> _Instructions for the task_
Reproduce the entries that follow, exactly and in full.

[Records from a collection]
Start of Block
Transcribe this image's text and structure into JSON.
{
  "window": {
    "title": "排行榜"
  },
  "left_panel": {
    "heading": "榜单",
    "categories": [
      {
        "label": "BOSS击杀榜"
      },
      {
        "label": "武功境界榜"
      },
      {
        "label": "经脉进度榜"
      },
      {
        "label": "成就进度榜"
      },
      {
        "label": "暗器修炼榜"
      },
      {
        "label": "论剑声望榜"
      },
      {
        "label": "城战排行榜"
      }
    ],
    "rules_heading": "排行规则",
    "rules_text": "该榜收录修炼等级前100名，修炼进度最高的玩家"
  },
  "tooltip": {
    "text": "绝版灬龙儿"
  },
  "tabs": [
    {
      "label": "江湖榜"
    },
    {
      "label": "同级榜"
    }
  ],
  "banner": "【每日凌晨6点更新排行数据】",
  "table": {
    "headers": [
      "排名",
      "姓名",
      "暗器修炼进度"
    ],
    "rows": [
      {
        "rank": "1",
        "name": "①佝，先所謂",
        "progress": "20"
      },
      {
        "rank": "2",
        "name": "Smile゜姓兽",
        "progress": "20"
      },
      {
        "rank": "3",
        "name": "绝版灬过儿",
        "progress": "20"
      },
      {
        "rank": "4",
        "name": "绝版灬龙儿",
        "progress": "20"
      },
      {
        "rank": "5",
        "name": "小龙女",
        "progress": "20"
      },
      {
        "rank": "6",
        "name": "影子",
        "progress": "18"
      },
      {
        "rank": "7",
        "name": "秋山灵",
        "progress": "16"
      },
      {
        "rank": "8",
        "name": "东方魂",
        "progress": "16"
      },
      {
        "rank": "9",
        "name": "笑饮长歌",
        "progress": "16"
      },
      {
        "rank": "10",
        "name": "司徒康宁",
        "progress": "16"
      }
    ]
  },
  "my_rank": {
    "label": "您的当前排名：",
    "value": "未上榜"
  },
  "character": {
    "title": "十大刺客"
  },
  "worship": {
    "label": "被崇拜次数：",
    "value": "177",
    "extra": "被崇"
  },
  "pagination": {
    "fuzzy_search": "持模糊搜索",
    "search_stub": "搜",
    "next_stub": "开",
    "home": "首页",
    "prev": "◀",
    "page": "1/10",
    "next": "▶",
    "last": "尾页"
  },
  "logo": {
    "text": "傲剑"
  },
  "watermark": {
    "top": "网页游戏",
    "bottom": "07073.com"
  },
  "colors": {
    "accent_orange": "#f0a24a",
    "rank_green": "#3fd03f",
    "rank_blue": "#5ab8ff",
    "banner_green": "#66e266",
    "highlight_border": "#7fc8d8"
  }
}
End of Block
> _Exercise response_
Transcribe this image's text and structure into JSON.
{
  "window": {
    "title": "排行榜"
  },
  "left_panel": {
    "heading": "榜单",
    "categories": [
      {
        "label": "BOSS击杀榜"
      },
      {
        "label": "武功境界榜"
      },
      {
        "label": "经脉进度榜"
      },
      {
        "label": "成就进度榜"
      },
      {
        "label": "暗器修炼榜"
      },
      {
        "label": "论剑声望榜"
      },
      {
        "label": "城战排行榜"
      }
    ],
    "rules_heading": "排行规则",
    "rules_text": "该榜收录修炼等级前100名，修炼进度最高的玩家"
  },
  "tooltip": {
    "text": "绝版灬龙儿"
  },
  "tabs": [
    {
      "label": "江湖榜"
    },
    {
      "label": "同级榜"
    }
  ],
  "banner": "【每日凌晨6点更新排行数据】",
  "table": {
    "headers": [
      "排名",
      "姓名",
      "暗器修炼进度"
    ],
    "rows": [
      {
        "rank": "1",
        "name": "①佝，先所謂",
        "progress": "20"
      },
      {
        "rank": "2",
        "name": "Smile゜姓兽",
        "progress": "20"
      },
      {
        "rank": "3",
        "name": "绝版灬过儿",
        "progress": "20"
      },
      {
        "rank": "4",
        "name": "绝版灬龙儿",
        "progress": "20"
      },
      {
        "rank": "5",
        "name": "小龙女",
        "progress": "20"
      },
      {
        "rank": "6",
        "name": "影子",
        "progress": "18"
      },
      {
        "rank": "7",
        "name": "秋山灵",
        "progress": "16"
      },
      {
        "rank": "8",
        "name": "东方魂",
        "progress": "16"
      },
      {
        "rank": "9",
        "name": "笑饮长歌",
        "progress": "16"
      },
      {
        "rank": "10",
        "name": "司徒康宁",
        "progress": "16"
      }
    ]
  },
  "my_rank": {
    "label": "您的当前排名：",
    "value": "未上榜"
  },
  "character": {
    "title": "十大刺客"
  },
  "worship": {
    "label": "被崇拜次数：",
    "value": "177",
    "extra": "被崇"
  },
  "pagination": {
    "fuzzy_search": "持模糊搜索",
    "search_stub": "搜",
    "next_stub": "开",
    "home": "首页",
    "prev": "◀",
    "page": "1/10",
    "next": "▶",
    "last": "尾页"
  },
  "logo": {
    "text": "傲剑"
  },
  "watermark": {
    "top": "网页游戏",
    "bottom": "07073.com"
  },
  "colors": {
    "accent_orange": "#f0a24a",
    "rank_green": "#3fd03f",
    "rank_blue": "#5ab8ff",
    "banner_green": "#66e266",
    "highlight_border": "#7fc8d8"
  }
}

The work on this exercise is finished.